"One possible reason for this is that our two most recent multi-million-dollar jackpot winners were both women - a Panamanian woman won US$30 million in Florida through us, for example".
The announcement was made during a press conference today at the New Hampshire Lottery headquarters in Concord.
Lottery victor in New Hampshire fights for her right to remain anonymous; Molly Line reports from New Hampshire.
Meanwhile this week, U.S. news outlets reported on "Jane Doe", the victor of the largest Powerball jackpot in history.
A state court judge is still determining whether to allow the victor to keep her name out of the public record.
A New Hampshire judge ruled February 17 that the jackpot money can go into a temporary trust while the court decides if it will allow the woman to "maintain her privacy and to have the trustee of a designated trust be the public face of the winning ticket".
We get it, you're having Powerball victor guilt.
"She is a longtime resident of New Hampshire and is an engaged community member", the woman's attorney wrote in court documents.
The woman won the fifth-largest jackpot in the history of the multistate Powerball lottery drawing in early January but began her legal odyssey when she signed her winning ticket with her own name, which would make her identity a matter of public record.
According to "lottery lawyer" Jason Kurland, only six USA states now allow lottery winners to remain anonymous: Delaware, Kansas, Maryland, North Dakota, South Carolina and Ohio.

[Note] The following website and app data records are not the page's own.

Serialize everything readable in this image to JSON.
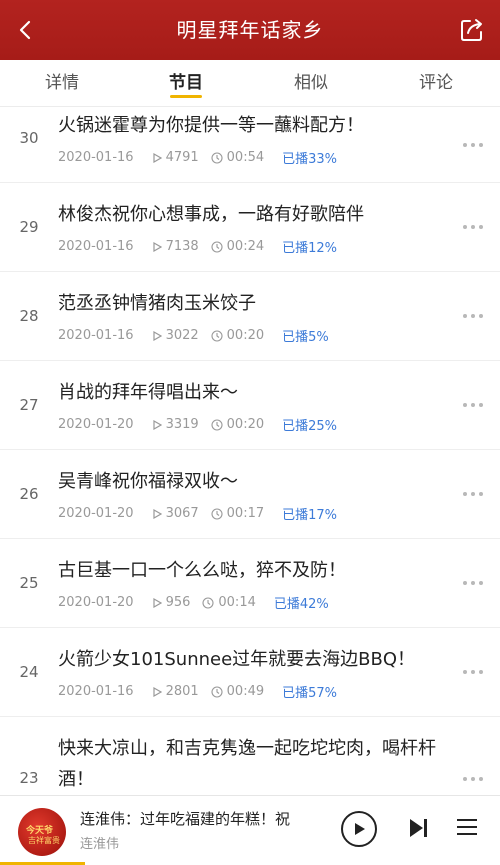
{
  "header": {
    "title": "明星拜年话家乡"
  },
  "tabs": [
    {
      "label": "详情",
      "active": false
    },
    {
      "label": "节目",
      "active": true
    },
    {
      "label": "相似",
      "active": false
    },
    {
      "label": "评论",
      "active": false
    }
  ],
  "episodes": [
    {
      "num": "30",
      "title": "火锅迷霍尊为你提供一等一蘸料配方！",
      "date": "2020-01-16",
      "plays": "4791",
      "duration": "00:54",
      "played": "已播33%"
    },
    {
      "num": "29",
      "title": "林俊杰祝你心想事成，一路有好歌陪伴",
      "date": "2020-01-16",
      "plays": "7138",
      "duration": "00:24",
      "played": "已播12%"
    },
    {
      "num": "28",
      "title": "范丞丞钟情猪肉玉米饺子",
      "date": "2020-01-16",
      "plays": "3022",
      "duration": "00:20",
      "played": "已播5%"
    },
    {
      "num": "27",
      "title": "肖战的拜年得唱出来～",
      "date": "2020-01-20",
      "plays": "3319",
      "duration": "00:20",
      "played": "已播25%"
    },
    {
      "num": "26",
      "title": "吴青峰祝你福禄双收～",
      "date": "2020-01-20",
      "plays": "3067",
      "duration": "00:17",
      "played": "已播17%"
    },
    {
      "num": "25",
      "title": "古巨基一口一个么么哒，猝不及防！",
      "date": "2020-01-20",
      "plays": "956",
      "duration": "00:14",
      "played": "已播42%"
    },
    {
      "num": "24",
      "title": "火箭少女101Sunnee过年就要去海边BBQ！",
      "date": "2020-01-16",
      "plays": "2801",
      "duration": "00:49",
      "played": "已播57%"
    },
    {
      "num": "23",
      "title": "快来大凉山，和吉克隽逸一起吃坨坨肉，喝杆杆酒！",
      "date": "",
      "plays": "",
      "duration": "",
      "played": ""
    }
  ],
  "player": {
    "title": "连淮伟：过年吃福建的年糕！祝",
    "artist": "连淮伟",
    "cover_text_1": "今天爷",
    "cover_text_2": "吉祥富贵",
    "progress_fraction": 0.17
  },
  "colors": {
    "header_red": "#a61c18",
    "accent_yellow": "#f0b400",
    "played_blue": "#3d7bd8"
  }
}
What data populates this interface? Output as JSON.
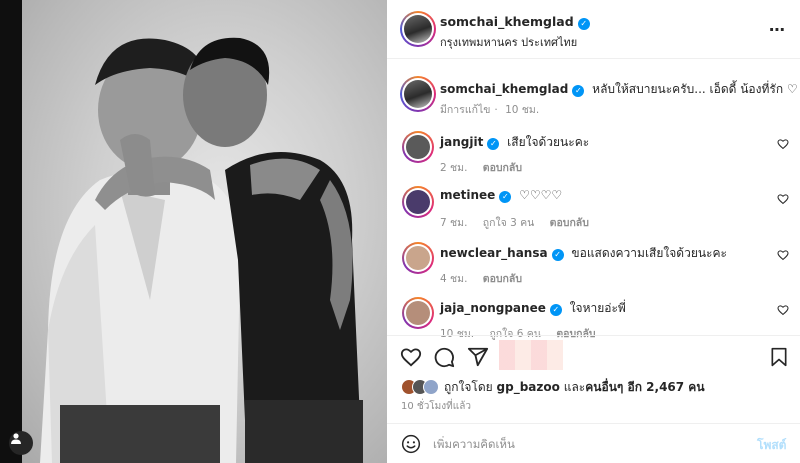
{
  "post": {
    "author": "somchai_khemglad",
    "location": "กรุงเทพมหานคร ประเทศไทย",
    "more_icon": "more-horizontal-icon"
  },
  "caption": {
    "username": "somchai_khemglad",
    "text": "หลับให้สบายนะครับ... เอ็ดดี้ น้องที่รัก ♡",
    "edited": "มีการแก้ไข",
    "time": "10 ชม."
  },
  "comments": [
    {
      "username": "jangjit",
      "text": "เสียใจด้วยนะคะ",
      "time": "2 ชม.",
      "likes": "",
      "reply": "ตอบกลับ",
      "avatar_color": "#5a5a5a"
    },
    {
      "username": "metinee",
      "text": "♡♡♡♡",
      "time": "7 ชม.",
      "likes": "ถูกใจ 3 คน",
      "reply": "ตอบกลับ",
      "avatar_color": "#4a3b6b"
    },
    {
      "username": "newclear_hansa",
      "text": "ขอแสดงความเสียใจด้วยนะคะ",
      "time": "4 ชม.",
      "likes": "",
      "reply": "ตอบกลับ",
      "avatar_color": "#c9a58c"
    },
    {
      "username": "jaja_nongpanee",
      "text": "ใจหายอ่ะพี่",
      "time": "10 ชม.",
      "likes": "ถูกใจ 6 คน",
      "reply": "ตอบกลับ",
      "avatar_color": "#b58e7a"
    }
  ],
  "likes": {
    "prefix": "ถูกใจโดย",
    "user": "gp_bazoo",
    "middle": "และ",
    "others": "คนอื่นๆ อีก 2,467 คน"
  },
  "time_ago": "10 ชั่วโมงที่แล้ว",
  "add_comment": {
    "placeholder": "เพิ่มความคิดเห็น",
    "post_label": "โพสต์"
  },
  "colors": {
    "verified": "#0095f6",
    "meta": "#8e8e8e",
    "post_disabled": "#b2dffc"
  }
}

"There are countless stories of other lottery winners who have suffered significantly after receiving their money, many of which could have been avoided if the winners' identities had not been published", the lawsuit states.